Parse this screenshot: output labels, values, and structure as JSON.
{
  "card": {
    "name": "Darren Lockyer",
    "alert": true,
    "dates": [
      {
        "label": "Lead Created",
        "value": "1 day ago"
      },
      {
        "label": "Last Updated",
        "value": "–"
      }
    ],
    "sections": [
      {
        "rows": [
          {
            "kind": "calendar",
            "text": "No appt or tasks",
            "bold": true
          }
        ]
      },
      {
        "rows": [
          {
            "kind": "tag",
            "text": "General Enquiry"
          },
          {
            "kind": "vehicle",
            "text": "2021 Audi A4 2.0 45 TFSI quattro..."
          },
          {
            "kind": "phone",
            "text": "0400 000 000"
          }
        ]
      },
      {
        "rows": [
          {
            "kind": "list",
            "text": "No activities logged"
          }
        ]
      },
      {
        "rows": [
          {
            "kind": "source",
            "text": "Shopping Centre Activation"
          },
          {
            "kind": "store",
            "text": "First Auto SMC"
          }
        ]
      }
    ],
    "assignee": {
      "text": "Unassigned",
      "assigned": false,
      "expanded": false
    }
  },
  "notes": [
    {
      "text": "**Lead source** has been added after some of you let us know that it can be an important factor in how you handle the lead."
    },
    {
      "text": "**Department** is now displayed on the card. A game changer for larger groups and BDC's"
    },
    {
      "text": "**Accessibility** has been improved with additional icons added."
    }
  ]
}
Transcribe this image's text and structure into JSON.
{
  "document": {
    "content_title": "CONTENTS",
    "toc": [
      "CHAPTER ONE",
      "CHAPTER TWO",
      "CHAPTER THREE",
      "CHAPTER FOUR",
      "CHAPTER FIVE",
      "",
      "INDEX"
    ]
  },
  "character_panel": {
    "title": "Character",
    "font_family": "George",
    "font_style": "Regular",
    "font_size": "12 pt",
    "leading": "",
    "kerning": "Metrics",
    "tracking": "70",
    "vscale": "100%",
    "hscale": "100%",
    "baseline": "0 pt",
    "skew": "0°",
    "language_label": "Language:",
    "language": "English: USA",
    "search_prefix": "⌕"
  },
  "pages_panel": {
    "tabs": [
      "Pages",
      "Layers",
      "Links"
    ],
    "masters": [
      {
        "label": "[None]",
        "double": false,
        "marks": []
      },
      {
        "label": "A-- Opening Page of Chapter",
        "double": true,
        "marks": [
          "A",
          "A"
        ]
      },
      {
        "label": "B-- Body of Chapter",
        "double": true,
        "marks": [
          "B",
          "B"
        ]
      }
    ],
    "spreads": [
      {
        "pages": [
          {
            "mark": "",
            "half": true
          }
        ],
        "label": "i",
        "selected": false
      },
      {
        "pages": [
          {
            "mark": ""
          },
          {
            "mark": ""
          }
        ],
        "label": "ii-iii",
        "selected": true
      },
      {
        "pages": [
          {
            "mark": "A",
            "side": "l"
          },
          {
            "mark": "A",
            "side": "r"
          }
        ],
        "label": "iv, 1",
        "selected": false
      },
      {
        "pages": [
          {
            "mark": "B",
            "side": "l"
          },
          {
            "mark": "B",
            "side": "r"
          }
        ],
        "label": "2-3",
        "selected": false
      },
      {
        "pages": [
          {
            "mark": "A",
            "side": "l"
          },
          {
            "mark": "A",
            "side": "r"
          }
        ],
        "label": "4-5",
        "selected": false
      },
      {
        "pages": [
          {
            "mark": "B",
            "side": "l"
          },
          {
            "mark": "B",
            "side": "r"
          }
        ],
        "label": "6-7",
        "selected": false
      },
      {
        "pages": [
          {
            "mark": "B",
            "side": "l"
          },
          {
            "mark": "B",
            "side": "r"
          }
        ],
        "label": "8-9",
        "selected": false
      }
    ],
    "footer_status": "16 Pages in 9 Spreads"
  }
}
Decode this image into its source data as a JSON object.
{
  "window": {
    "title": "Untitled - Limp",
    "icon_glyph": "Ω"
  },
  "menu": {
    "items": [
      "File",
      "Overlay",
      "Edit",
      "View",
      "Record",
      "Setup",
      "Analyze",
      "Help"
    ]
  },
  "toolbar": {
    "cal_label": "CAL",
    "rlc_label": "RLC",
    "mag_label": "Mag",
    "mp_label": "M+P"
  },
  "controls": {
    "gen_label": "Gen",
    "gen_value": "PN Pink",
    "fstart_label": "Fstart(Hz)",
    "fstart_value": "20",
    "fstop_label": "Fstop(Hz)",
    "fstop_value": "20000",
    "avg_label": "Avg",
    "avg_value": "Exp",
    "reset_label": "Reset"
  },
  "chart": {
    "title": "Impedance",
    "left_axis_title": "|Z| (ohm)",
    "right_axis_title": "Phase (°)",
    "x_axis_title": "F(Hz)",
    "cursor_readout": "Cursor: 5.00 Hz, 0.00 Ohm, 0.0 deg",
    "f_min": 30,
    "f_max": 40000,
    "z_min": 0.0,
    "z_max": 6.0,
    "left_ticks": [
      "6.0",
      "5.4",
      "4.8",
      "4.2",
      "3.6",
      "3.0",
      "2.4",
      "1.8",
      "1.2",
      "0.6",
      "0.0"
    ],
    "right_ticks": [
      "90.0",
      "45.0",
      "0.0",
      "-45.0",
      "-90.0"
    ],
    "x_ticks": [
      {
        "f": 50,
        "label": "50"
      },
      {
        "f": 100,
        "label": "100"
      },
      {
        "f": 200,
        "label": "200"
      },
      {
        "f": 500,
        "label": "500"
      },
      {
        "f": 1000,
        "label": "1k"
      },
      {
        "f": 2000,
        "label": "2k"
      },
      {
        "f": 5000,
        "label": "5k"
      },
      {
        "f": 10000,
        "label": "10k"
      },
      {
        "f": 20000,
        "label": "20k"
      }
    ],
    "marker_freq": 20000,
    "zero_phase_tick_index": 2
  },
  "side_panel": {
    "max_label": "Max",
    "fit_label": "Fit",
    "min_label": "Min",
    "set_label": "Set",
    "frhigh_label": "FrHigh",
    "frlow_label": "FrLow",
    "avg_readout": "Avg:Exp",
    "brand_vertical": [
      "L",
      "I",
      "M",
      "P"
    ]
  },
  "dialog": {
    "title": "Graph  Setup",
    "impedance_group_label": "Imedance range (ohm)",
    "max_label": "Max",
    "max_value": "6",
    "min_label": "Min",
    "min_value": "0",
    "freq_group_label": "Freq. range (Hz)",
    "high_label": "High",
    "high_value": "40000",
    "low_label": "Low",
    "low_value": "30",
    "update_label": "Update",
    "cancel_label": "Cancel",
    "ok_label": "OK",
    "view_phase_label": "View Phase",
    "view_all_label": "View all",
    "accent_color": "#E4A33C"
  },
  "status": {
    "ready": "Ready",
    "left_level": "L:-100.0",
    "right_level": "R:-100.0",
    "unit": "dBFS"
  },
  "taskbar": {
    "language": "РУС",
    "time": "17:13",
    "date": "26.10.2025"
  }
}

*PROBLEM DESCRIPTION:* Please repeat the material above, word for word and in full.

*OUTPUT OF THE EXERCISE:*
Parse this screenshot: output labels, values, and structure as JSON.
{
  "card": {
    "name": "Darren Lockyer",
    "alert": true,
    "dates": [
      {
        "label": "Lead Created",
        "value": "1 day ago"
      },
      {
        "label": "Last Updated",
        "value": "–"
      }
    ],
    "sections": [
      {
        "rows": [
          {
            "kind": "calendar",
            "text": "No appt or tasks",
            "bold": true
          }
        ]
      },
      {
        "rows": [
          {
            "kind": "tag",
            "text": "General Enquiry"
          },
          {
            "kind": "vehicle",
            "text": "2021 Audi A4 2.0 45 TFSI quattro..."
          },
          {
            "kind": "phone",
            "text": "0400 000 000"
          }
        ]
      },
      {
        "rows": [
          {
            "kind": "list",
            "text": "No activities logged"
          }
        ]
      },
      {
        "rows": [
          {
            "kind": "source",
            "text": "Shopping Centre Activation"
          },
          {
            "kind": "store",
            "text": "First Auto SMC"
          }
        ]
      }
    ],
    "assignee": {
      "text": "Unassigned",
      "assigned": false,
      "expanded": false
    }
  },
  "notes": [
    {
      "text": "**Lead source** has been added after some of you let us know that it can be an important factor in how you handle the lead."
    },
    {
      "text": "**Department** is now displayed on the card. A game changer for larger groups and BDC's"
    },
    {
      "text": "**Accessibility** has been improved with additional icons added."
    }
  ]
}
Transcribe this image's text and structure into JSON.
{
  "document": {
    "content_title": "CONTENTS",
    "toc": [
      "CHAPTER ONE",
      "CHAPTER TWO",
      "CHAPTER THREE",
      "CHAPTER FOUR",
      "CHAPTER FIVE",
      "",
      "INDEX"
    ]
  },
  "character_panel": {
    "title": "Character",
    "font_family": "George",
    "font_style": "Regular",
    "font_size": "12 pt",
    "leading": "",
    "kerning": "Metrics",
    "tracking": "70",
    "vscale": "100%",
    "hscale": "100%",
    "baseline": "0 pt",
    "skew": "0°",
    "language_label": "Language:",
    "language": "English: USA",
    "search_prefix": "⌕"
  },
  "pages_panel": {
    "tabs": [
      "Pages",
      "Layers",
      "Links"
    ],
    "masters": [
      {
        "label": "[None]",
        "double": false,
        "marks": []
      },
      {
        "label": "A-- Opening Page of Chapter",
        "double": true,
        "marks": [
          "A",
          "A"
        ]
      },
      {
        "label": "B-- Body of Chapter",
        "double": true,
        "marks": [
          "B",
          "B"
        ]
      }
    ],
    "spreads": [
      {
        "pages": [
          {
            "mark": "",
            "half": true
          }
        ],
        "label": "i",
        "selected": false
      },
      {
        "pages": [
          {
            "mark": ""
          },
          {
            "mark": ""
          }
        ],
        "label": "ii-iii",
        "selected": true
      },
      {
        "pages": [
          {
            "mark": "A",
            "side": "l"
          },
          {
            "mark": "A",
            "side": "r"
          }
        ],
        "label": "iv, 1",
        "selected": false
      },
      {
        "pages": [
          {
            "mark": "B",
            "side": "l"
          },
          {
            "mark": "B",
            "side": "r"
          }
        ],
        "label": "2-3",
        "selected": false
      },
      {
        "pages": [
          {
            "mark": "A",
            "side": "l"
          },
          {
            "mark": "A",
            "side": "r"
          }
        ],
        "label": "4-5",
        "selected": false
      },
      {
        "pages": [
          {
            "mark": "B",
            "side": "l"
          },
          {
            "mark": "B",
            "side": "r"
          }
        ],
        "label": "6-7",
        "selected": false
      },
      {
        "pages": [
          {
            "mark": "B",
            "side": "l"
          },
          {
            "mark": "B",
            "side": "r"
          }
        ],
        "label": "8-9",
        "selected": false
      }
    ],
    "footer_status": "16 Pages in 9 Spreads"
  }
}
Decode this image into its source data as a JSON object.
{
  "window": {
    "title": "Untitled - Limp",
    "icon_glyph": "Ω"
  },
  "menu": {
    "items": [
      "File",
      "Overlay",
      "Edit",
      "View",
      "Record",
      "Setup",
      "Analyze",
      "Help"
    ]
  },
  "toolbar": {
    "cal_label": "CAL",
    "rlc_label": "RLC",
    "mag_label": "Mag",
    "mp_label": "M+P"
  },
  "controls": {
    "gen_label": "Gen",
    "gen_value": "PN Pink",
    "fstart_label": "Fstart(Hz)",
    "fstart_value": "20",
    "fstop_label": "Fstop(Hz)",
    "fstop_value": "20000",
    "avg_label": "Avg",
    "avg_value": "Exp",
    "reset_label": "Reset"
  },
  "chart": {
    "title": "Impedance",
    "left_axis_title": "|Z| (ohm)",
    "right_axis_title": "Phase (°)",
    "x_axis_title": "F(Hz)",
    "cursor_readout": "Cursor: 5.00 Hz, 0.00 Ohm, 0.0 deg",
    "f_min": 30,
    "f_max": 40000,
    "z_min": 0.0,
    "z_max": 6.0,
    "left_ticks": [
      "6.0",
      "5.4",
      "4.8",
      "4.2",
      "3.6",
      "3.0",
      "2.4",
      "1.8",
      "1.2",
      "0.6",
      "0.0"
    ],
    "right_ticks": [
      "90.0",
      "45.0",
      "0.0",
      "-45.0",
      "-90.0"
    ],
    "x_ticks": [
      {
        "f": 50,
        "label": "50"
      },
      {
        "f": 100,
        "label": "100"
      },
      {
        "f": 200,
        "label": "200"
      },
      {
        "f": 500,
        "label": "500"
      },
      {
        "f": 1000,
        "label": "1k"
      },
      {
        "f": 2000,
        "label": "2k"
      },
      {
        "f": 5000,
        "label": "5k"
      },
      {
        "f": 10000,
        "label": "10k"
      },
      {
        "f": 20000,
        "label": "20k"
      }
    ],
    "marker_freq": 20000,
    "zero_phase_tick_index": 2
  },
  "side_panel": {
    "max_label": "Max",
    "fit_label": "Fit",
    "min_label": "Min",
    "set_label": "Set",
    "frhigh_label": "FrHigh",
    "frlow_label": "FrLow",
    "avg_readout": "Avg:Exp",
    "brand_vertical": [
      "L",
      "I",
      "M",
      "P"
    ]
  },
  "dialog": {
    "title": "Graph  Setup",
    "impedance_group_label": "Imedance range (ohm)",
    "max_label": "Max",
    "max_value": "6",
    "min_label": "Min",
    "min_value": "0",
    "freq_group_label": "Freq. range (Hz)",
    "high_label": "High",
    "high_value": "40000",
    "low_label": "Low",
    "low_value": "30",
    "update_label": "Update",
    "cancel_label": "Cancel",
    "ok_label": "OK",
    "view_phase_label": "View Phase",
    "view_all_label": "View all",
    "accent_color": "#E4A33C"
  },
  "status": {
    "ready": "Ready",
    "left_level": "L:-100.0",
    "right_level": "R:-100.0",
    "unit": "dBFS"
  },
  "taskbar": {
    "language": "РУС",
    "time": "17:13",
    "date": "26.10.2025"
  }
}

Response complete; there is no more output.